Sir: In your item on the recently announced proposals of the House of Bishops to help meet the needs of those who oppose the ordination of women ('Carey hopes roving bishops will curb revolt', 15 January), you quote Christina Rees, of the Movement for the Ordination of Women, as saying that such proposals are 'against the whole spirit of the legislation'.

For once Ms Rees is wrong. The bishops' proposals are exactly in line with the legislation. What has been lost from view in the middle of so much of the continuing debate is that the legislation contained two thrusts. The first was to provide for the ordination of women to the priesthood and the second was to provide for the consciences of those who would not feel able to agree with such a move. Most of the text of the measure deals with the second point.

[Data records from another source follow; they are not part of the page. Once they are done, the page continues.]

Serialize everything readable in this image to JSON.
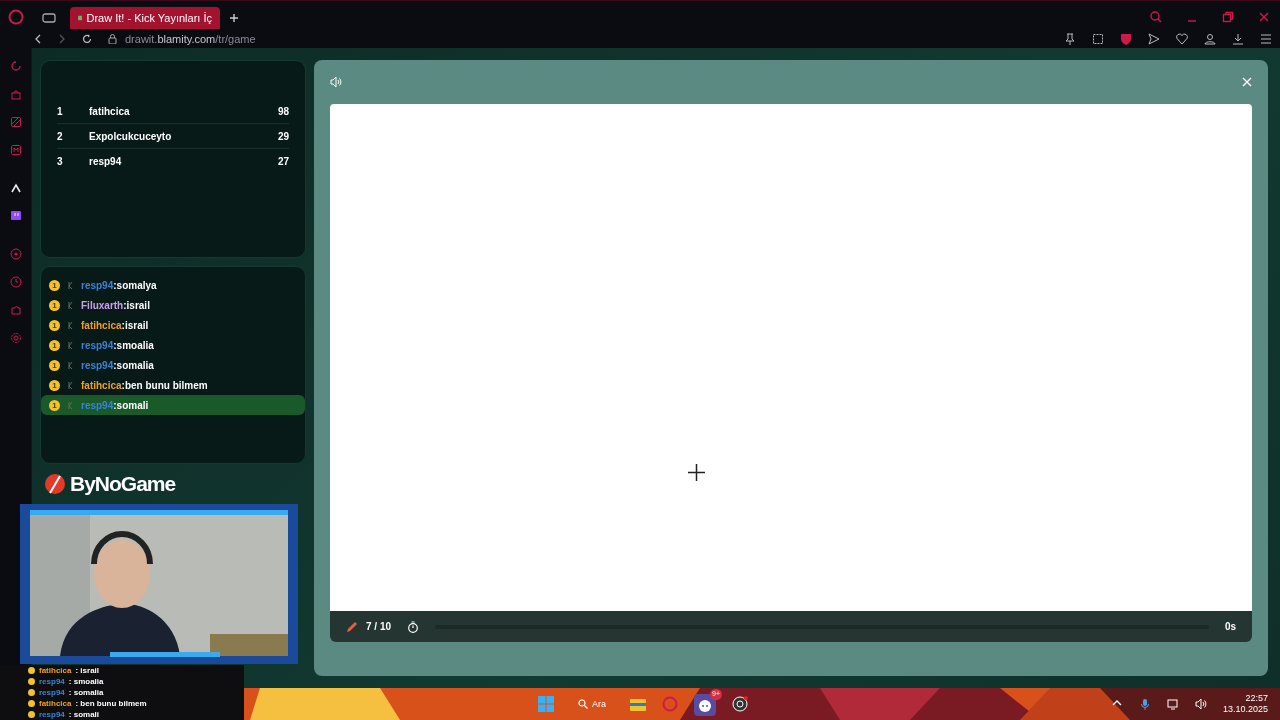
{
  "browser": {
    "tab_title": "Draw It! - Kick Yayınları İç",
    "url_host": "drawit.blamity.com",
    "url_path": "/tr/game"
  },
  "leaderboard": [
    {
      "rank": "1",
      "name": "fatihcica",
      "score": "98"
    },
    {
      "rank": "2",
      "name": "Expolcukcuceyto",
      "score": "29"
    },
    {
      "rank": "3",
      "name": "resp94",
      "score": "27"
    }
  ],
  "chat": [
    {
      "badge": "1",
      "user": "resp94",
      "color": "#3b82d6",
      "text": ":somalya",
      "selected": false
    },
    {
      "badge": "1",
      "user": "Filuxarth",
      "color": "#c9a0f0",
      "text": ":israil",
      "selected": false
    },
    {
      "badge": "1",
      "user": "fatihcica",
      "color": "#f0a020",
      "text": ":israil",
      "selected": false
    },
    {
      "badge": "1",
      "user": "resp94",
      "color": "#3b82d6",
      "text": ":smoalia",
      "selected": false
    },
    {
      "badge": "1",
      "user": "resp94",
      "color": "#3b82d6",
      "text": ":somalia",
      "selected": false
    },
    {
      "badge": "1",
      "user": "fatihcica",
      "color": "#f0a020",
      "text": ":ben bunu bilmem",
      "selected": false
    },
    {
      "badge": "1",
      "user": "resp94",
      "color": "#3b82d6",
      "text": ":somali",
      "selected": true
    }
  ],
  "sponsor": "ByNoGame",
  "stream_overlay_chat": [
    {
      "user": "fatihcica",
      "color": "#f0a020",
      "text": ": israil"
    },
    {
      "user": "resp94",
      "color": "#3b82d6",
      "text": ": smoalia"
    },
    {
      "user": "resp94",
      "color": "#3b82d6",
      "text": ": somalia"
    },
    {
      "user": "fatihcica",
      "color": "#f0a020",
      "text": ": ben bunu bilmem"
    },
    {
      "user": "resp94",
      "color": "#3b82d6",
      "text": ": somali"
    }
  ],
  "game": {
    "round": "7 / 10",
    "time_left": "0s"
  },
  "taskbar": {
    "search_label": "Ara",
    "discord_badge": "9+",
    "time": "22:57",
    "date": "13.10.2025"
  }
}
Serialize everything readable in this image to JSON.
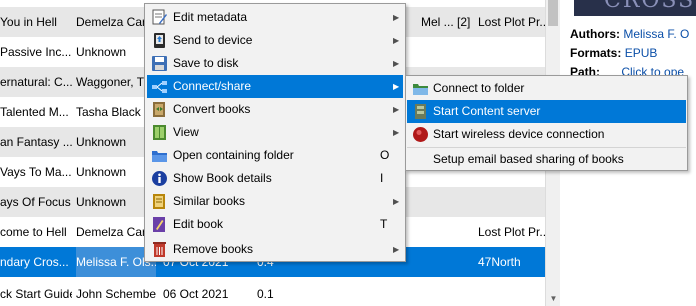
{
  "book_rows": [
    {
      "title": "You in Hell",
      "author": "Demelza Carl",
      "date": "",
      "size": "",
      "tags": "Mel ... [2]",
      "publisher": "Lost Plot Pr..."
    },
    {
      "title": "Passive Inc...",
      "author": "Unknown",
      "date": "",
      "size": "",
      "tags": "",
      "publisher": ""
    },
    {
      "title": "ernatural: C...",
      "author": "Waggoner, T",
      "date": "",
      "size": "",
      "tags": "",
      "publisher": ""
    },
    {
      "title": "Talented M...",
      "author": "Tasha Black",
      "date": "",
      "size": "",
      "tags": "",
      "publisher": ""
    },
    {
      "title": "an Fantasy ...",
      "author": "Unknown",
      "date": "",
      "size": "",
      "tags": "",
      "publisher": ""
    },
    {
      "title": "Vays To Ma...",
      "author": "Unknown",
      "date": "",
      "size": "",
      "tags": "",
      "publisher": ""
    },
    {
      "title": "ays Of Focus",
      "author": "Unknown",
      "date": "",
      "size": "",
      "tags": "",
      "publisher": ""
    },
    {
      "title": "come to Hell",
      "author": "Demelza Carl",
      "date": "",
      "size": "",
      "tags": "",
      "publisher": "Lost Plot Pr..."
    },
    {
      "title": "ndary Cros...",
      "author": "Melissa F. Ols...",
      "date": "07 Oct 2021",
      "size": "0.4",
      "tags": "",
      "publisher": "47North"
    },
    {
      "title": "ck Start Guide",
      "author": "John Schember",
      "date": "06 Oct 2021",
      "size": "0.1",
      "tags": "",
      "publisher": ""
    }
  ],
  "selected_row_index": 8,
  "details": {
    "cover_text": "CROSS",
    "authors_label": "Authors:",
    "authors_value": "Melissa F. O",
    "formats_label": "Formats:",
    "formats_value": "EPUB",
    "path_label": "Path:",
    "path_value": "Click to ope"
  },
  "context_menu": {
    "items": [
      {
        "label": "Edit metadata",
        "shortcut": "",
        "has_submenu": true,
        "icon": "edit-metadata-icon"
      },
      {
        "label": "Send to device",
        "shortcut": "",
        "has_submenu": true,
        "icon": "send-to-device-icon"
      },
      {
        "label": "Save to disk",
        "shortcut": "",
        "has_submenu": true,
        "icon": "save-to-disk-icon"
      },
      {
        "label": "Connect/share",
        "shortcut": "",
        "has_submenu": true,
        "icon": "connect-share-icon",
        "highlighted": true
      },
      {
        "label": "Convert books",
        "shortcut": "",
        "has_submenu": true,
        "icon": "convert-books-icon"
      },
      {
        "label": "View",
        "shortcut": "",
        "has_submenu": true,
        "icon": "view-icon"
      },
      {
        "label": "Open containing folder",
        "shortcut": "O",
        "has_submenu": false,
        "icon": "folder-icon"
      },
      {
        "label": "Show Book details",
        "shortcut": "I",
        "has_submenu": false,
        "icon": "info-icon"
      },
      {
        "label": "Similar books",
        "shortcut": "",
        "has_submenu": true,
        "icon": "similar-books-icon"
      },
      {
        "label": "Edit book",
        "shortcut": "T",
        "has_submenu": false,
        "icon": "edit-book-icon"
      },
      {
        "label": "Remove books",
        "shortcut": "",
        "has_submenu": true,
        "icon": "remove-books-icon"
      }
    ]
  },
  "submenu": {
    "items": [
      {
        "label": "Connect to folder",
        "icon": "connect-folder-icon"
      },
      {
        "label": "Start Content server",
        "icon": "content-server-icon",
        "highlighted": true
      },
      {
        "label": "Start wireless device connection",
        "icon": "wireless-device-icon"
      },
      {
        "label": "Setup email based sharing of books",
        "icon": ""
      }
    ]
  },
  "colors": {
    "selection": "#0078d7",
    "alt_row": "#e7e7e7",
    "menu_bg": "#f2f2f2",
    "link": "#0b4fa8"
  }
}
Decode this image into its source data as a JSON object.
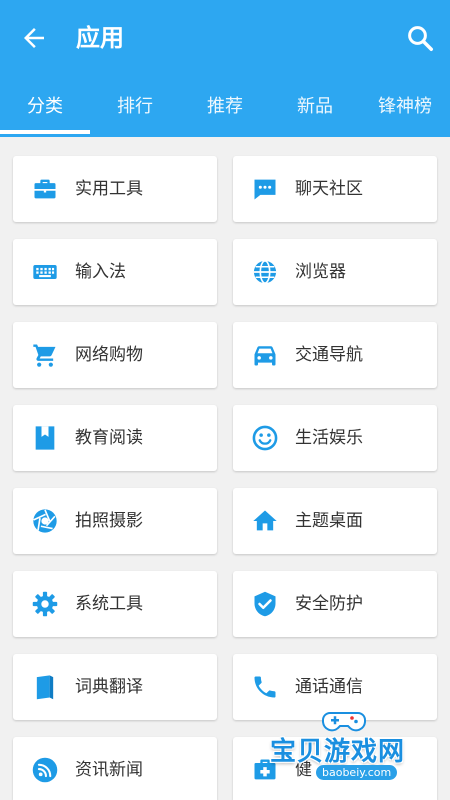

When first drafted, the conscience parts of the measure were only going to remain in place for about 20 years. In November 1989 this time limit was deliberately dropped from the measure because it was either implying that people's consciences could be worn down or, alternatively, that those holding such views were being given 'notice to quit'.

What this means is that, since the measure was passed, the Church of England recognises two positions of integrity with regard to women's ordination. It is, therefore, the task of the bishops of a united church to service both those positions of integrity - if necessary for ever.

The alternative is schism and probably the end of a credible national church with its mission to serve the people of this country.

Yours faithfully,


Bishop of Maidstone

The Diocese of Canterbury

Charing, Kent

17 January